On September 9, 1991, Clarke informed Jadel, a twenty year employee, that Jadel's position as Akzo's president was being terminated. Jadel Aff. at P 2; Jadel Dep. at p. 185. The next day, September 10, Dranchak approached Jadel to discuss his (Dranchak's) severance benefits.
Dranchak told Jadel that he was considering quitting, if he did not receive a more favorable severance package. Wanting to retain Dranchak, who Jadel considered a valued employee, the outgoing president discussed severance benefits with Dranchak.
On September 11, 1991, having gone back and forth on possible packages, Jadel and Dranchak signed a document entitled "Retention Incentive," containing a severance agreement. The agreement entitled Dranchak, who had been with Akzo for 3 1/2 years, to seven years of additional pension credit, the right to retire at 55 without financial disincentives, and 32 months of severance pay. By all accounts, this was a very favorable severance package. Moreover, as Dranchak understood it, the September 11 - 12 agreement allowed him to quit and still receive all of its benefits.
Later that day, Jadel gave a copy of Dranchak's agreements to Hans Arnoldy ("Arnoldy"), a member of the Supervisory Committee, of which Clarke was the chair. Jadel Dep. at pp. 168-170, 172. At the same time, Dranchak gave Robert McCarthy ("McCarthy"), Director of Special Projects and Expatirate Relations, a copy of the September 11 agreement.

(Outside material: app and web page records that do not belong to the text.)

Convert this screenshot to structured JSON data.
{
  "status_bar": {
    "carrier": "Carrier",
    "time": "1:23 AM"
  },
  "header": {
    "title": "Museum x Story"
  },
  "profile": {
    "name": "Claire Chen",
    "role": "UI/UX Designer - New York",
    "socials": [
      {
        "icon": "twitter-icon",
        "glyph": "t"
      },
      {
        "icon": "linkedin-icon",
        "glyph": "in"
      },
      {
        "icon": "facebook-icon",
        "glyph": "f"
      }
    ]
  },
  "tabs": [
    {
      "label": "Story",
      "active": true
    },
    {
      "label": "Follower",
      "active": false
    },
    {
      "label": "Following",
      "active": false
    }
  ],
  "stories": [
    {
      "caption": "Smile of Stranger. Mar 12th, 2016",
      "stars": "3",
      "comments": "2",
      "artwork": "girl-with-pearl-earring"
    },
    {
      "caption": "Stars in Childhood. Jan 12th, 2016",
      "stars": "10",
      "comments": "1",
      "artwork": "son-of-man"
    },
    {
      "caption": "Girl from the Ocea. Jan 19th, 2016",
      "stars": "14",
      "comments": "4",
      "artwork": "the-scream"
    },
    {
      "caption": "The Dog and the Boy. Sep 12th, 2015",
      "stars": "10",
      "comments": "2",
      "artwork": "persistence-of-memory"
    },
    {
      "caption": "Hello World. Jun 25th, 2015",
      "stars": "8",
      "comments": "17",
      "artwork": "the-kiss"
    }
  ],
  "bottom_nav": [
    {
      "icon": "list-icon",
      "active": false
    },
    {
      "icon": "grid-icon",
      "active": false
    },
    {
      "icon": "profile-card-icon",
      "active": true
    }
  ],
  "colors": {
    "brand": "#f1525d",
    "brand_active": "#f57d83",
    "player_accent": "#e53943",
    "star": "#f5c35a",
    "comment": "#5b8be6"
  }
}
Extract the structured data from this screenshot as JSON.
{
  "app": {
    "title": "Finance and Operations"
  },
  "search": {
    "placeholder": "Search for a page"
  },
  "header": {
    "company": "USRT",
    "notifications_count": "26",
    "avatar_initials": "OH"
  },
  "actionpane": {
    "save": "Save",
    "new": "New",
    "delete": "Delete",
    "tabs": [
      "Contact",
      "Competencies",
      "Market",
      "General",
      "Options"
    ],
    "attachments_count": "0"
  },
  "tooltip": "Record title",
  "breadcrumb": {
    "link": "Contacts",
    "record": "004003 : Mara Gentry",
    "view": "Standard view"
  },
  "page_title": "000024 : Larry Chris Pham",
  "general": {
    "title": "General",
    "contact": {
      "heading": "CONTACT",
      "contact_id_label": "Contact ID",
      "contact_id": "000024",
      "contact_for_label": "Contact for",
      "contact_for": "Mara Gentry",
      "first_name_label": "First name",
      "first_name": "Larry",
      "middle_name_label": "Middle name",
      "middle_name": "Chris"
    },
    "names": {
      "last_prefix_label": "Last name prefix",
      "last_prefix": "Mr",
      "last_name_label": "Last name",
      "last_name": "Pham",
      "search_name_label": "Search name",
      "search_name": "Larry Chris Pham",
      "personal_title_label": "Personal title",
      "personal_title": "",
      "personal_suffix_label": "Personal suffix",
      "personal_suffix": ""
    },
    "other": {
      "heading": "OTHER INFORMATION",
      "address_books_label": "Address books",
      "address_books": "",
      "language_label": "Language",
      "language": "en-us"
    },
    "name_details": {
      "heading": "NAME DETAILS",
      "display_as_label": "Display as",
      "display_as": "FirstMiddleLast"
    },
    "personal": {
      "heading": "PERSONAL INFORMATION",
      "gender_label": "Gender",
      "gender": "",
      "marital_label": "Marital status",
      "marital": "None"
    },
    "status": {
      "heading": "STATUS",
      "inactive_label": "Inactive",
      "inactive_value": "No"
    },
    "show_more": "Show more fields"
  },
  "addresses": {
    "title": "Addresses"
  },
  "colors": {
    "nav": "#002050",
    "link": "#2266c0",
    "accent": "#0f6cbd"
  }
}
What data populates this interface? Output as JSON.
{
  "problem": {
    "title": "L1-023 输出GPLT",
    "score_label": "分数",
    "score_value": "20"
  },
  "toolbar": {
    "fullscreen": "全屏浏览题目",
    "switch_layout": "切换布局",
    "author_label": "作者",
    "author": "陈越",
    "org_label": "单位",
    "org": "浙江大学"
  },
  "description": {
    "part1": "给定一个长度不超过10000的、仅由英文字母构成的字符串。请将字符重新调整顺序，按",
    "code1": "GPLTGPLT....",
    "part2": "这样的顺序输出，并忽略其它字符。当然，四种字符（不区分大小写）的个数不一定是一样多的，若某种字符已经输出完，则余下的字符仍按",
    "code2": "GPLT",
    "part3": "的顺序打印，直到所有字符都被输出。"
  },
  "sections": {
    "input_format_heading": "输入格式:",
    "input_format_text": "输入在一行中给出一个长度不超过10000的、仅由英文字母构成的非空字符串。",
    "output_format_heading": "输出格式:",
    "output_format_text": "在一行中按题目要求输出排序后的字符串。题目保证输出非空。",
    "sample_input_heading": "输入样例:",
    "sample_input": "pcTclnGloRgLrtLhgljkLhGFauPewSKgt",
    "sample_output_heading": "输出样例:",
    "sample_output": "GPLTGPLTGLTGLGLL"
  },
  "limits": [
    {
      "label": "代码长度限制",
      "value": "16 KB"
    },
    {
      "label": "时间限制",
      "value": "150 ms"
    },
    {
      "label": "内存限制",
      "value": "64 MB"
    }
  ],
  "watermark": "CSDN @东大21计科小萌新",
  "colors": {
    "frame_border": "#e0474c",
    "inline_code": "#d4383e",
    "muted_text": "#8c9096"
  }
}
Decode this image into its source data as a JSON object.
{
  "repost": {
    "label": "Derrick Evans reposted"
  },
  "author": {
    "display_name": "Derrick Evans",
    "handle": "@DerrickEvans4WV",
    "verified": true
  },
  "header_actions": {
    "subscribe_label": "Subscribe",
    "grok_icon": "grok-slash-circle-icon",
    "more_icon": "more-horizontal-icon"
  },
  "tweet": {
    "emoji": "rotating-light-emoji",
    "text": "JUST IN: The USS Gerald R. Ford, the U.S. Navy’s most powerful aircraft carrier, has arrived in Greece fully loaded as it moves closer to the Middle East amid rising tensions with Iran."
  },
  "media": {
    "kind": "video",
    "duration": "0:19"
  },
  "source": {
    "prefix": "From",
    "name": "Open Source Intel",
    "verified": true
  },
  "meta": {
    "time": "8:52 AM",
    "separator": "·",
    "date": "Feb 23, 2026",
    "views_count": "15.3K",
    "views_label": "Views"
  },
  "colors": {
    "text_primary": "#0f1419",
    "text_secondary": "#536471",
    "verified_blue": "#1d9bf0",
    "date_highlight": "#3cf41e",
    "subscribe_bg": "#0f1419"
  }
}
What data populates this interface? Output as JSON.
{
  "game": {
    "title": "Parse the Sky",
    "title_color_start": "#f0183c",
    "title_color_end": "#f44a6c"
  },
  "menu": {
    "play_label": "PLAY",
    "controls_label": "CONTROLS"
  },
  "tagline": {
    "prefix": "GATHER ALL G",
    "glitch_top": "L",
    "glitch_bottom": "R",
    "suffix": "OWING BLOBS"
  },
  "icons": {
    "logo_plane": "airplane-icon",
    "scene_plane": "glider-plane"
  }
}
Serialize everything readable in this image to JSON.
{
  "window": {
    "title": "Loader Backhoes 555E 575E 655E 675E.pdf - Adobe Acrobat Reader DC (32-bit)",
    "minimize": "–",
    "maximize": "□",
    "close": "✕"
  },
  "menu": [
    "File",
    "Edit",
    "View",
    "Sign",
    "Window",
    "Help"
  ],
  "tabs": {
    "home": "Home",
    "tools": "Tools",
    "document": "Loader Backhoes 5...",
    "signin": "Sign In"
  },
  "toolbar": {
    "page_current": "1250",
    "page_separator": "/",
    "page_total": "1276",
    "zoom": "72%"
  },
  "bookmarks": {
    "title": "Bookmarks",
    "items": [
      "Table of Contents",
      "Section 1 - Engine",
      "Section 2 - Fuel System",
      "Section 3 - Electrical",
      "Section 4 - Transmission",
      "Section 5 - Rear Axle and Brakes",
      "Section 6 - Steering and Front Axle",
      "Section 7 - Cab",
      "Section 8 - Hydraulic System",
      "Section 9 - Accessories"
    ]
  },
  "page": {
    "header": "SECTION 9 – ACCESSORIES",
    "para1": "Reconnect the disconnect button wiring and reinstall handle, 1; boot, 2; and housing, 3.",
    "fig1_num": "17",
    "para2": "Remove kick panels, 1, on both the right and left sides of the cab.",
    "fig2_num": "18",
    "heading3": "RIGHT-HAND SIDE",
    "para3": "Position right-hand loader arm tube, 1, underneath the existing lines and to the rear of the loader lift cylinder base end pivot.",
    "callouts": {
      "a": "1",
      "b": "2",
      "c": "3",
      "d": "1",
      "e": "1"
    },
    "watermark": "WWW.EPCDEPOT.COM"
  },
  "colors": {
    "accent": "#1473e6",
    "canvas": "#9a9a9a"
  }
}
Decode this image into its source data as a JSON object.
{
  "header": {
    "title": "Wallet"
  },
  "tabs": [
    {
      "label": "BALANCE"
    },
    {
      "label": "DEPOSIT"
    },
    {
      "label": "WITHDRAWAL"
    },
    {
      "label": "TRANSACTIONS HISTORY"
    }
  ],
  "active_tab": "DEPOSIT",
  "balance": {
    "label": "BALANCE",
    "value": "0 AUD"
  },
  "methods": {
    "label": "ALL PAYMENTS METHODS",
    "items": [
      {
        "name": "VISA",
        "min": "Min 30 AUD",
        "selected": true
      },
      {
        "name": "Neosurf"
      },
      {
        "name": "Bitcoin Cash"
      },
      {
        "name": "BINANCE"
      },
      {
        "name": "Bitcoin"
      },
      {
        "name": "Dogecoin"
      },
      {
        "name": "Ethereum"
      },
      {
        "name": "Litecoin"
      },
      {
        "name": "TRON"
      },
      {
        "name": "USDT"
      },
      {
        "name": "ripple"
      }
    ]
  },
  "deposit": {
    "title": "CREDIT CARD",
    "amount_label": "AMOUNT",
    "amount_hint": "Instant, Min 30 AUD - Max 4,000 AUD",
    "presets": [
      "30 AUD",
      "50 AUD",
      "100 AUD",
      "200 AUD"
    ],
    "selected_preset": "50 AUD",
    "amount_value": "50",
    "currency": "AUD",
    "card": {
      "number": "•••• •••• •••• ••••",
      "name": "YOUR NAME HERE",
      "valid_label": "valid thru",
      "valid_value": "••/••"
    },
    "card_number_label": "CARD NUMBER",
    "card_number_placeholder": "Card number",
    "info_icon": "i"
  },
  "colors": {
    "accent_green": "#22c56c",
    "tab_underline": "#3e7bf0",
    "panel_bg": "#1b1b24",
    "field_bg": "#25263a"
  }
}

On September 13, 1991, Clarke called Dranchak long-distance, and told him about Jadel's termination. Clarke informed Dranchak that as Vice President, he would now report directly to Clarke. Clarke then asked Dranchak to meet with Jadel to determine what sort of severance agreement Jadel wanted and to work on the agreement with Peter Gold ("Gold"), General Counsel of Akzo. In the meeting between Clarke and Dranchak, Clarke never asked, and Dranchak did not volunteer, that Dranchak had recently negotiated a favorable severance package for himself with Jadel. Dranchak Dep. at pp. 222-23.
After meeting with Jadel, Dranchak reported back to Clarke that Jadel wanted a 36-month lump sum payment.
Upset at the amount, Clarke asked Dranchak whether other people had received similar deals.
Id. Dranchak told him that a former employee named Ed Morrison had received more than Jadel was requesting, but did not ...